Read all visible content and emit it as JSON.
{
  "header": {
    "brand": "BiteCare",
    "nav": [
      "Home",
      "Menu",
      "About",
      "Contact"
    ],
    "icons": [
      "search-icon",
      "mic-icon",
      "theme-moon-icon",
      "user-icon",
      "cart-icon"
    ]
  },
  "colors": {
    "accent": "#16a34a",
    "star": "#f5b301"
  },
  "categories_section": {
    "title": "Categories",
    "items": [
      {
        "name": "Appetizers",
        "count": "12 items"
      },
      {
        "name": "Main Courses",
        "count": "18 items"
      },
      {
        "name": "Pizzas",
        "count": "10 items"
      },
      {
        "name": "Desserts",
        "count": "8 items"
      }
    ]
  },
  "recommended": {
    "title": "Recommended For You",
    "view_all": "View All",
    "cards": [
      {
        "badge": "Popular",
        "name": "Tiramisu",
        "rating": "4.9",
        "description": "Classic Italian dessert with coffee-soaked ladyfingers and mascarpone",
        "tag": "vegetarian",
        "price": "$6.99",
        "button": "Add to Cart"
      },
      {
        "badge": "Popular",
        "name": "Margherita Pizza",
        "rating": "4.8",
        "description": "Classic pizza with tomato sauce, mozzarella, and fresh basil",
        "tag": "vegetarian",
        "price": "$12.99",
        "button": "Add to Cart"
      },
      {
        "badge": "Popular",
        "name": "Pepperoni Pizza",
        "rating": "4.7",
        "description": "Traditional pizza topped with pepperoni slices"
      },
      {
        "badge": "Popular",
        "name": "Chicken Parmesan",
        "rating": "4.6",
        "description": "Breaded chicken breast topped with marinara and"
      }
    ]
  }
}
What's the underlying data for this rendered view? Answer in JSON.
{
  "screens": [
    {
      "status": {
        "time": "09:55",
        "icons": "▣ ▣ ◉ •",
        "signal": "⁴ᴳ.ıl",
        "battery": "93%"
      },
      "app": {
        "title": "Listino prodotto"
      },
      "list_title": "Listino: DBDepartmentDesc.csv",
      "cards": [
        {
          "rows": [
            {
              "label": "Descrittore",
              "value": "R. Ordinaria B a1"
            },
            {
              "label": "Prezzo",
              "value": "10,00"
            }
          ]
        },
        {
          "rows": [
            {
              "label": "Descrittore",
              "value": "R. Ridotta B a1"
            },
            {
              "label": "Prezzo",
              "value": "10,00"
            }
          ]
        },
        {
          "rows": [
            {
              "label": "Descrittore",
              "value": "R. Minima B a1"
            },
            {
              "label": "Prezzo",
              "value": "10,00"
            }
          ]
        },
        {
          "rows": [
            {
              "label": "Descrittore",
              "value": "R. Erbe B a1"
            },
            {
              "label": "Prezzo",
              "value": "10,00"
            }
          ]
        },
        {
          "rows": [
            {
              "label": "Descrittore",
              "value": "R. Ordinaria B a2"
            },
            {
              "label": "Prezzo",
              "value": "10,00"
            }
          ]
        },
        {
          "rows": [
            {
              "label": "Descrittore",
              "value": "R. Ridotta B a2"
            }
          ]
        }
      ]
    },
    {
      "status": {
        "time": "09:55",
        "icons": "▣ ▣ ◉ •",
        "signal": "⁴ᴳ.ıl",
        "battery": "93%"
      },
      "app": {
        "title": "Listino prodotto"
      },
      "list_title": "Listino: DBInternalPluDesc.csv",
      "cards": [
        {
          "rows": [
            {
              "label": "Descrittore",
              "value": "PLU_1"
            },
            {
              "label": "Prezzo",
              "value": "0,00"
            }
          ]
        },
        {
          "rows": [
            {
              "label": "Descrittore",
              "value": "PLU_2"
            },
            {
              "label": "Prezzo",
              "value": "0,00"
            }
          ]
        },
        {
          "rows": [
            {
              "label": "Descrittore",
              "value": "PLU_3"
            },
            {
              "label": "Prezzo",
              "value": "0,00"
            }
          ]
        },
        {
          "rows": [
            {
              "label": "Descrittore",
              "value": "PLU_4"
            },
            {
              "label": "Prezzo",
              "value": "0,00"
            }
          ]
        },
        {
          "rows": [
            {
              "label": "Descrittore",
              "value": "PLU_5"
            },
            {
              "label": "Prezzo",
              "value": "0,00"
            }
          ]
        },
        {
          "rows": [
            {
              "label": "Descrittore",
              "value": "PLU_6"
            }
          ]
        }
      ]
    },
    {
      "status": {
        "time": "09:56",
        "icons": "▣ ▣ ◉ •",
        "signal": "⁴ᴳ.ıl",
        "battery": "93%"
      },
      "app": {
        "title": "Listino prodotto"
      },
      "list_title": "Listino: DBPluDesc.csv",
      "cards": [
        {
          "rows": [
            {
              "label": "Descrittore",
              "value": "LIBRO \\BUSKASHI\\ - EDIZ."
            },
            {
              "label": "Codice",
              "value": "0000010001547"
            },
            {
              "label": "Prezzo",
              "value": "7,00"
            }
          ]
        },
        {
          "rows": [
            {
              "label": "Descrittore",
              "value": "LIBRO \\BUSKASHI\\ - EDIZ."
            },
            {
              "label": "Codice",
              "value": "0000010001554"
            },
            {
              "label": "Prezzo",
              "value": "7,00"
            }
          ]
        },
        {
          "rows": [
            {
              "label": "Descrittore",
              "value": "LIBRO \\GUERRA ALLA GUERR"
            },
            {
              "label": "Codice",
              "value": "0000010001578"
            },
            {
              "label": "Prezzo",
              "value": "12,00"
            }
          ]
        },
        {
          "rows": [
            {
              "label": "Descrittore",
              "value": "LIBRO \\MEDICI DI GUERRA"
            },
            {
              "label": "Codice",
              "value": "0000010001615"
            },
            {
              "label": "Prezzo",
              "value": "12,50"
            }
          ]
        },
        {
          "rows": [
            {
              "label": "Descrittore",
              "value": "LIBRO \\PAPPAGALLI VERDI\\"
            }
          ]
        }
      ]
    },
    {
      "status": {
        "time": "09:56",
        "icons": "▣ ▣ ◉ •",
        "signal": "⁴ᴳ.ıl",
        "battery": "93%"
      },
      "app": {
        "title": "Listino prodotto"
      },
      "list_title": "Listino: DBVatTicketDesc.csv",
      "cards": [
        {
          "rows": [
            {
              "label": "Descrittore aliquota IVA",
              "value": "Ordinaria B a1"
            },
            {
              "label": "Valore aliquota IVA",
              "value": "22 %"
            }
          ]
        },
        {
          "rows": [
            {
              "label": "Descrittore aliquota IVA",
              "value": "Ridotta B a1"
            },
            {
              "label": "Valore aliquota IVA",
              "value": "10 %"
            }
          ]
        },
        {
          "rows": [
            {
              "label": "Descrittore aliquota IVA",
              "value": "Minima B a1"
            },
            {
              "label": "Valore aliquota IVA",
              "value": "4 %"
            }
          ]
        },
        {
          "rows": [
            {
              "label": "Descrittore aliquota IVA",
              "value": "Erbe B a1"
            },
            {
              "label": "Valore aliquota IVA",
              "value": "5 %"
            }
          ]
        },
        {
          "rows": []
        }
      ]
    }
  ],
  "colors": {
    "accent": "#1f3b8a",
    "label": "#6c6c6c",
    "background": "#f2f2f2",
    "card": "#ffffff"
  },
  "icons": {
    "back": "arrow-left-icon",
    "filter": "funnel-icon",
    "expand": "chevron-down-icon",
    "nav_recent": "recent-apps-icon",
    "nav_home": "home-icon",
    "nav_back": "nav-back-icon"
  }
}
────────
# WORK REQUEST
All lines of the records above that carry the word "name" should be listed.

# SOLUTION TO THE EXERCISE
        "name": "Appetizers",
        "name": "Main Courses",
        "name": "Pizzas",
        "name": "Desserts",
        "name": "Tiramisu",
        "name": "Margherita Pizza",
        "name": "Pepperoni Pizza",
        "name": "Chicken Parmesan",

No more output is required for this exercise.